TASK GOAL —
All entries below are to be returned exactly, with pictures left out.
"""
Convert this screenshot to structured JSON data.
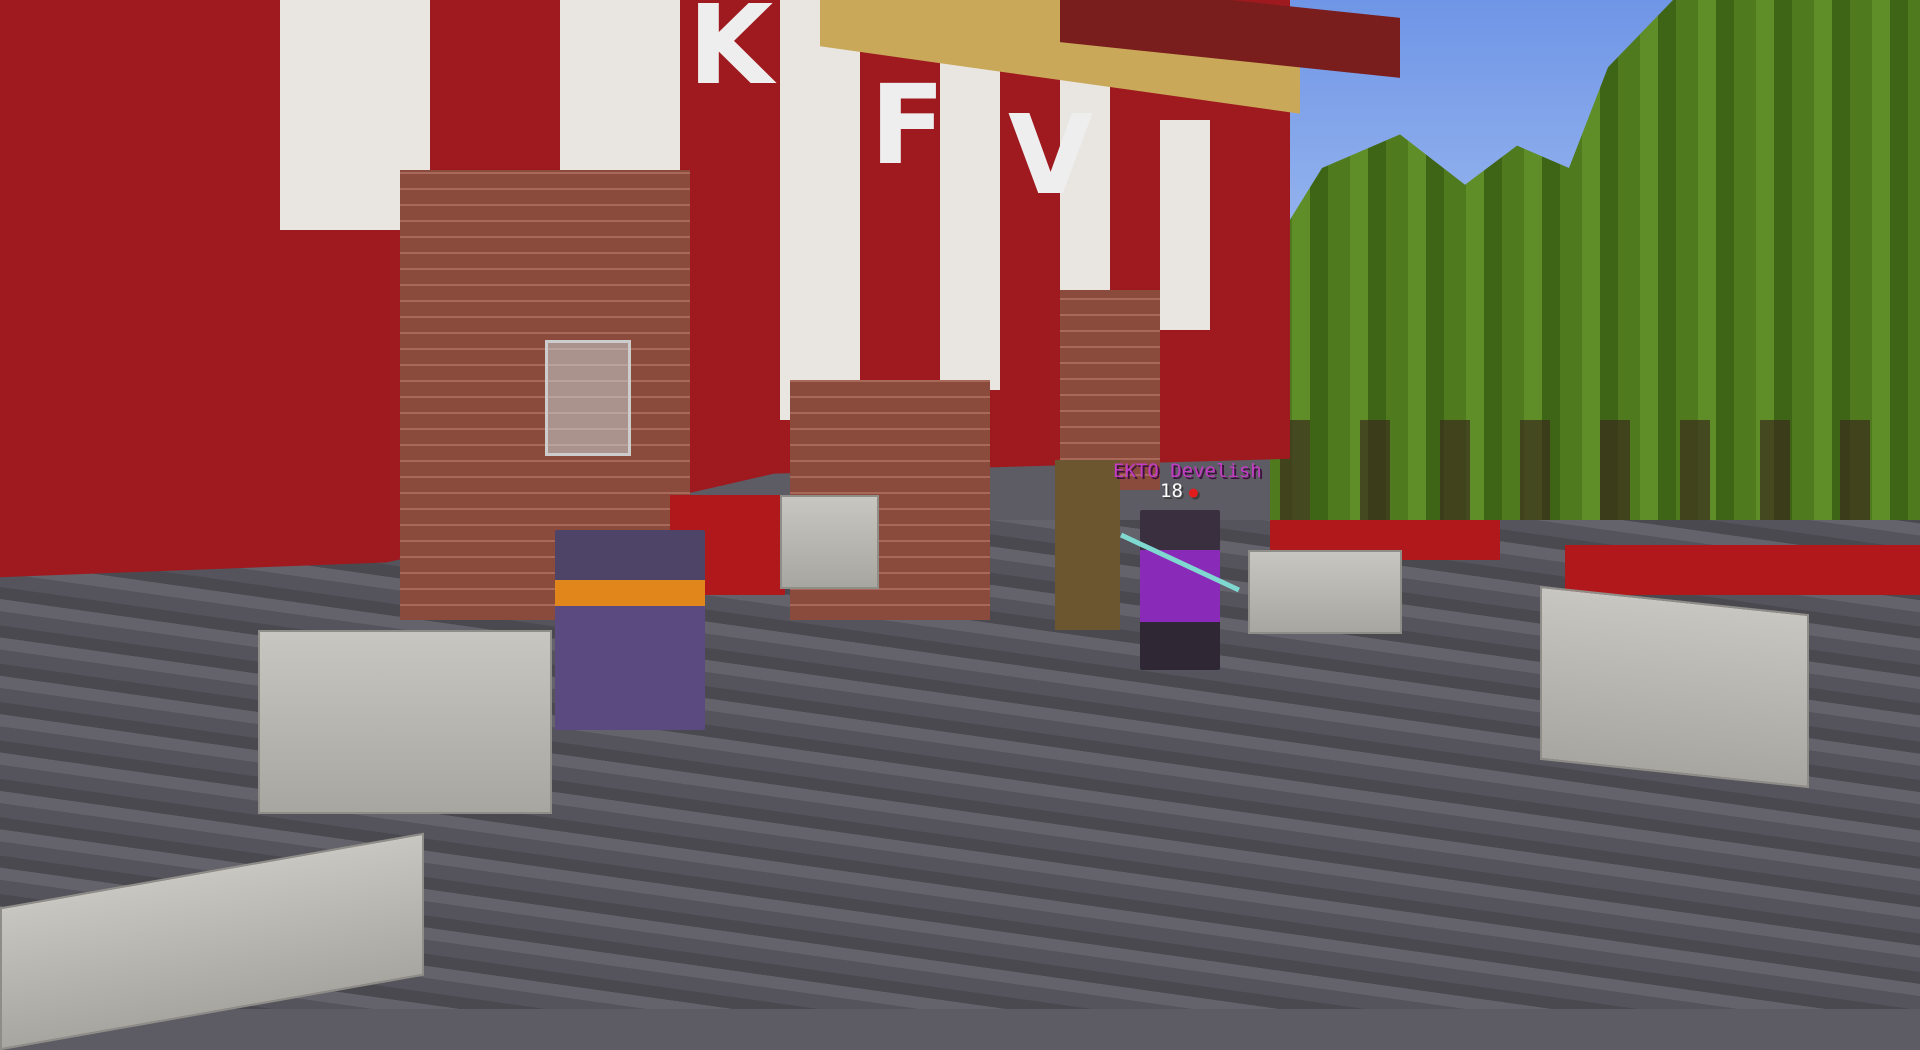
{
  "scene": {
    "sign_letters": [
      "K",
      "F",
      "V"
    ]
  },
  "nametag": {
    "name": "EKTO Develish",
    "health": "18",
    "name_color": "#c43cc4",
    "health_icon": "heart-icon"
  }
}
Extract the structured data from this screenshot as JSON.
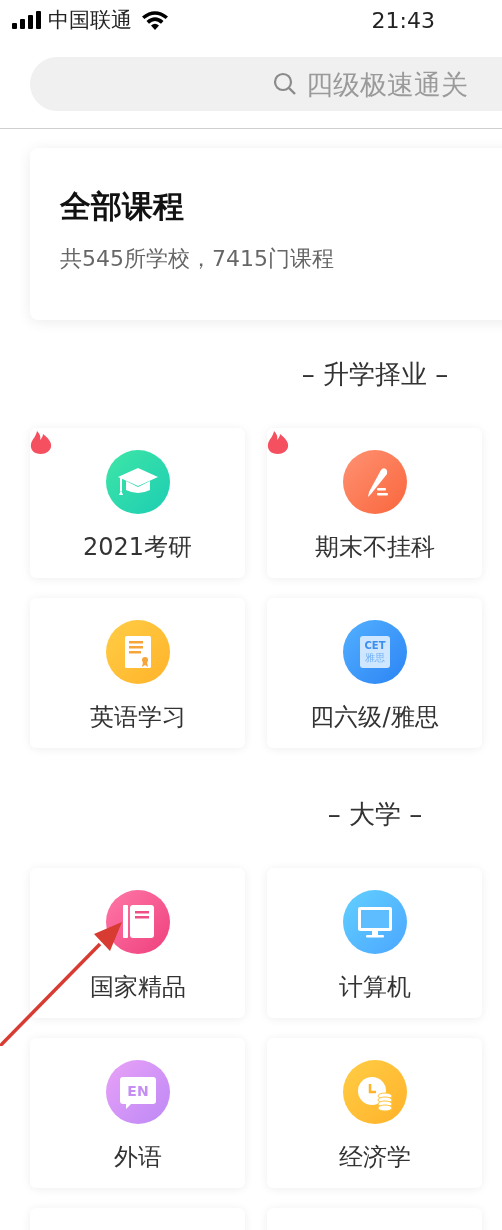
{
  "status_bar": {
    "carrier": "中国联通",
    "time": "21:43"
  },
  "search": {
    "placeholder": "四级极速通关"
  },
  "summary_card": {
    "title": "全部课程",
    "subtitle": "共545所学校，7415门课程"
  },
  "sections": [
    {
      "title": "– 升学择业 –",
      "items": [
        {
          "label": "2021考研",
          "hot": true,
          "kind": "cap"
        },
        {
          "label": "期末不挂科",
          "hot": true,
          "kind": "pencil"
        },
        {
          "label": "英语学习",
          "hot": false,
          "kind": "certificate"
        },
        {
          "label": "四六级/雅思",
          "hot": false,
          "kind": "cet"
        }
      ],
      "icon_texts": [
        {
          "kind": "cet",
          "text": [
            "CET",
            "雅思"
          ]
        }
      ]
    },
    {
      "title": "– 大学 –",
      "items": [
        {
          "label": "国家精品",
          "hot": false,
          "kind": "book"
        },
        {
          "label": "计算机",
          "hot": false,
          "kind": "monitor"
        },
        {
          "label": "外语",
          "hot": false,
          "kind": "en"
        },
        {
          "label": "经济学",
          "hot": false,
          "kind": "coins"
        }
      ],
      "icon_texts": [
        {
          "kind": "en",
          "text": [
            "EN"
          ]
        }
      ]
    }
  ]
}
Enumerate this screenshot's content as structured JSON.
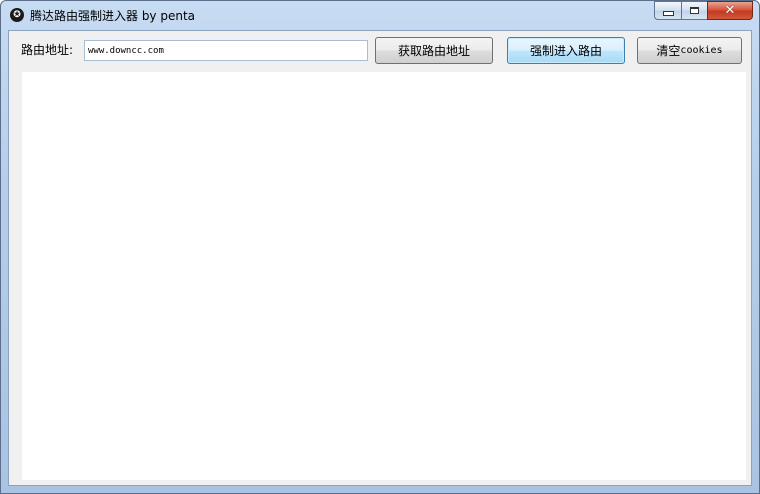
{
  "window": {
    "title": "腾达路由强制进入器 by penta",
    "icon": "app-star-icon",
    "caption_icons": [
      "minimize-icon",
      "maximize-icon",
      "close-icon"
    ],
    "close_glyph": "✕",
    "icon_glyph": "✪"
  },
  "form": {
    "address_label": "路由地址:",
    "address_value": "www.downcc.com",
    "fetch_button": "获取路由地址",
    "force_button": "强制进入路由",
    "clear_button_prefix": "清空",
    "clear_button_suffix": "cookies"
  },
  "output": {
    "content": ""
  },
  "colors": {
    "titlebar": "#b5cde9",
    "client_bg": "#f0f0f0",
    "close_button": "#c23a22",
    "focused_button_border": "#3c7fb1"
  }
}
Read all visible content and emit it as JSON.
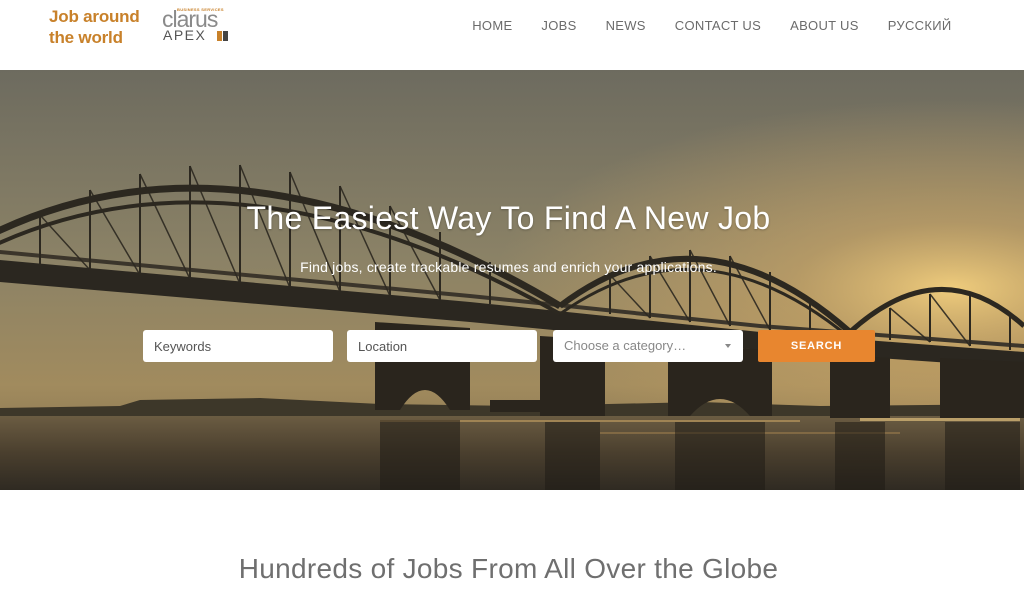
{
  "brand": {
    "line1": "Job around",
    "line2": "the world",
    "color": "#c8812a"
  },
  "partner_logo": {
    "tagline": "BUSINESS SERVICES",
    "word1": "clarus",
    "word2": "APEX",
    "colors": [
      "#c8812a",
      "#444444"
    ]
  },
  "nav": {
    "items": [
      {
        "label": "HOME"
      },
      {
        "label": "JOBS"
      },
      {
        "label": "NEWS"
      },
      {
        "label": "CONTACT US"
      },
      {
        "label": "ABOUT US"
      },
      {
        "label": "РУССКИЙ"
      }
    ]
  },
  "hero": {
    "title": "The Easiest Way To Find A New Job",
    "subtitle": "Find jobs, create trackable resumes and enrich your applications.",
    "search": {
      "keywords_placeholder": "Keywords",
      "location_placeholder": "Location",
      "category_selected": "Choose a category…",
      "button_label": "SEARCH"
    },
    "accent_color": "#e8862f"
  },
  "section": {
    "title": "Hundreds of Jobs From All Over the Globe"
  }
}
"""
EXERCISE RESPONSE —
Convert this screenshot to structured JSON data.
{
  "scene": {
    "sign_letters": [
      "K",
      "F",
      "V"
    ]
  },
  "nametag": {
    "name": "EKTO Develish",
    "health": "18",
    "name_color": "#c43cc4",
    "health_icon": "heart-icon"
  }
}
Extract the structured data from this screenshot as JSON.
{
  "status_bar": {
    "carrier": "中国联通",
    "time": "21:43"
  },
  "search": {
    "placeholder": "四级极速通关"
  },
  "summary_card": {
    "title": "全部课程",
    "subtitle": "共545所学校，7415门课程"
  },
  "sections": [
    {
      "title": "– 升学择业 –",
      "items": [
        {
          "label": "2021考研",
          "hot": true,
          "kind": "cap"
        },
        {
          "label": "期末不挂科",
          "hot": true,
          "kind": "pencil"
        },
        {
          "label": "英语学习",
          "hot": false,
          "kind": "certificate"
        },
        {
          "label": "四六级/雅思",
          "hot": false,
          "kind": "cet"
        }
      ],
      "icon_texts": [
        {
          "kind": "cet",
          "text": [
            "CET",
            "雅思"
          ]
        }
      ]
    },
    {
      "title": "– 大学 –",
      "items": [
        {
          "label": "国家精品",
          "hot": false,
          "kind": "book"
        },
        {
          "label": "计算机",
          "hot": false,
          "kind": "monitor"
        },
        {
          "label": "外语",
          "hot": false,
          "kind": "en"
        },
        {
          "label": "经济学",
          "hot": false,
          "kind": "coins"
        }
      ],
      "icon_texts": [
        {
          "kind": "en",
          "text": [
            "EN"
          ]
        }
      ]
    }
  ]
}
Enumerate this screenshot's content as structured JSON.
{
  "window": {
    "title": "腾达路由强制进入器 by penta",
    "icon": "app-star-icon",
    "caption_icons": [
      "minimize-icon",
      "maximize-icon",
      "close-icon"
    ],
    "close_glyph": "✕",
    "icon_glyph": "✪"
  },
  "form": {
    "address_label": "路由地址:",
    "address_value": "www.downcc.com",
    "fetch_button": "获取路由地址",
    "force_button": "强制进入路由",
    "clear_button_prefix": "清空",
    "clear_button_suffix": "cookies"
  },
  "output": {
    "content": ""
  },
  "colors": {
    "titlebar": "#b5cde9",
    "client_bg": "#f0f0f0",
    "close_button": "#c23a22",
    "focused_button_border": "#3c7fb1"
  }
}
Read all visible content and emit it as JSON.
{
  "brand": {
    "line1": "Job around",
    "line2": "the world",
    "color": "#c8812a"
  },
  "partner_logo": {
    "tagline": "BUSINESS SERVICES",
    "word1": "clarus",
    "word2": "APEX",
    "colors": [
      "#c8812a",
      "#444444"
    ]
  },
  "nav": {
    "items": [
      {
        "label": "HOME"
      },
      {
        "label": "JOBS"
      },
      {
        "label": "NEWS"
      },
      {
        "label": "CONTACT US"
      },
      {
        "label": "ABOUT US"
      },
      {
        "label": "РУССКИЙ"
      }
    ]
  },
  "hero": {
    "title": "The Easiest Way To Find A New Job",
    "subtitle": "Find jobs, create trackable resumes and enrich your applications.",
    "search": {
      "keywords_placeholder": "Keywords",
      "location_placeholder": "Location",
      "category_selected": "Choose a category…",
      "button_label": "SEARCH"
    },
    "accent_color": "#e8862f"
  },
  "section": {
    "title": "Hundreds of Jobs From All Over the Globe"
  }
}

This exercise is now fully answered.